A new exhibition at MONA, curated by scientists, explores the biological and evolutionary origins of art. The show is spectacular - but it offers an overwhelmingly male perspective.
Arched figure 1993: powerful and unforgettable.
Art Gallery of New South Wales Foundation Purchase 2016 © The Easton Foundation.
The Art Gallery of NSW's summer blockbuster sparkles with famous names, including Picasso, Matisse, Turner and Rodin. But for all of its trumpeting of risk and daring, it remains essentially a rather puritanical exercise.
Why is criticism so often associated with killjoy negativity? It can convey joy as well as discrimination.
Grumpy curmudgeons, ex-artists writing about friends ... art critics here rarely help viewers understand the challenges of new work.
Watercolour painting of a Haida painted wooden mask.
Pitt Rivers Museum, University of Oxford 2014.89.1a
With the refugee crisis, Brexit, and the rise of populist extremism, we must defend the teaching of anthropology. And in doing so, we might expand and rethink ideas of "the humanities".
Paul Nash, Battle of Germany, 1944. Imperial War Museum, London © Tate
The job of a war artist probably seems, to many, a curious calling. Here's why Paul Nash and I were both drawn to the front line.
'Posh white girls' are unjustifiably taking the brunt of reports of the last art history A-level but casualties are all those the exam board had been moving to reach out to.
British Library 74/1881.d.8(26)
Victorians revelled in images and descriptions of murder and mutilation which would today be regarded as shocking.
The South Korean sculpture biennale ranges from airy and lofty metal structures to strange and dark creations.
Changwon Sculpture Biennale casts a wide net, from a disconcerting jumble of plastic body parts to a break-dancing sculptor armed with an angle-grinder.
Commerce and Sea Power, William Lionel Wyllie, 1898.
Guildhall Art Gallery
Laying the first telegraphy cable under the Atlantic was the Victorians' version of the Apollo mission – it caught the imagination of a generation.
Fifty years after the Maralinga atomic tests, an exhibition grapples with the pain and devastation left behind.
Karen Standke, Road to Maralinga II (detail). Supplied
The Maralinga atomic tests were devastating to life and land in Central Australia.
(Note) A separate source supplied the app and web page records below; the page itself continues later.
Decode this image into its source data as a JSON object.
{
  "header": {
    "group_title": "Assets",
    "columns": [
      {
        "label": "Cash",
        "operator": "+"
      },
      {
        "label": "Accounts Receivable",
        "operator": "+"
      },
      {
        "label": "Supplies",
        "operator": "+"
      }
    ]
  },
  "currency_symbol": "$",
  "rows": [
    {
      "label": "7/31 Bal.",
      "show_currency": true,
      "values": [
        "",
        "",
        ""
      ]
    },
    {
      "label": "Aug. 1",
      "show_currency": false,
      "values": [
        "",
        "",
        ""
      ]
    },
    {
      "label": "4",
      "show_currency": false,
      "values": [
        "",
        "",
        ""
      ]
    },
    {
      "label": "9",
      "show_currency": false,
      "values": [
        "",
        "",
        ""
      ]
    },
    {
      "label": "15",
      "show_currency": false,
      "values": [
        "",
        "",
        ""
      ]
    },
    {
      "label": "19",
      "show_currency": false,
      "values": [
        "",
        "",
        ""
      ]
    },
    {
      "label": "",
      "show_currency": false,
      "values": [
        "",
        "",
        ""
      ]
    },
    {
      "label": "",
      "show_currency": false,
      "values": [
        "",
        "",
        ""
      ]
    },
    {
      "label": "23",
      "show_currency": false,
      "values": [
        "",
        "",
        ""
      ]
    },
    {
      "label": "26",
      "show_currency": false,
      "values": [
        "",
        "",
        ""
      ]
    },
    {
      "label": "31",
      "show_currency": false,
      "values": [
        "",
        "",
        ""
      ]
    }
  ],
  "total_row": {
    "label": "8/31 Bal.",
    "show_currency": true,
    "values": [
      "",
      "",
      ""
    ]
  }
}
Black Mist Burnt Country brings together dozens of artistic responses in a powerful, but somewhat incoherent memorial.
Jackson Pollock, Blue poles, 1952.
© The Pollock-Krasner Foundation
This quintessential modern art movement couldn't have gained precedence without the work of critics – and the Cold War.
Summer in the you beaut country, John Olsen, 1962.
Courtesy National Gallery Victoria, © John Olsen
A yellow line becomes a blistering ray of sunlight in Summer in the You Beaut Country. John Olsen's paintings, often described as 'quintessentially Australian', teem with life.
Elioth Gruner Spring Frost 1919: one of the paintings included in the gallery’s program.
Art Gallery of New South Wales Gift of F G White 1939
A new study shows that looking at paintings can bring pleasure to people living with dementia, affecting their wellbeing even after the memory of the event has gone.
Realpen Pencil is a young instant live drawing artist who lives and works in Accra, Ghana.
Ghana’s Chale Wote festival's main aim is to provide an alternative platform for the arts. It uses street arts to break creative boundaries and cultivate a wider audience for the arts in West Africa.
Individual artists continue to experience the brunt of arts funding cuts.
In 1983, a groundbreaking inquiry into the economic circumstances of artists released a report containing a string of recommendations. Thirty three years on, the inquiry's chair asks, what has changed?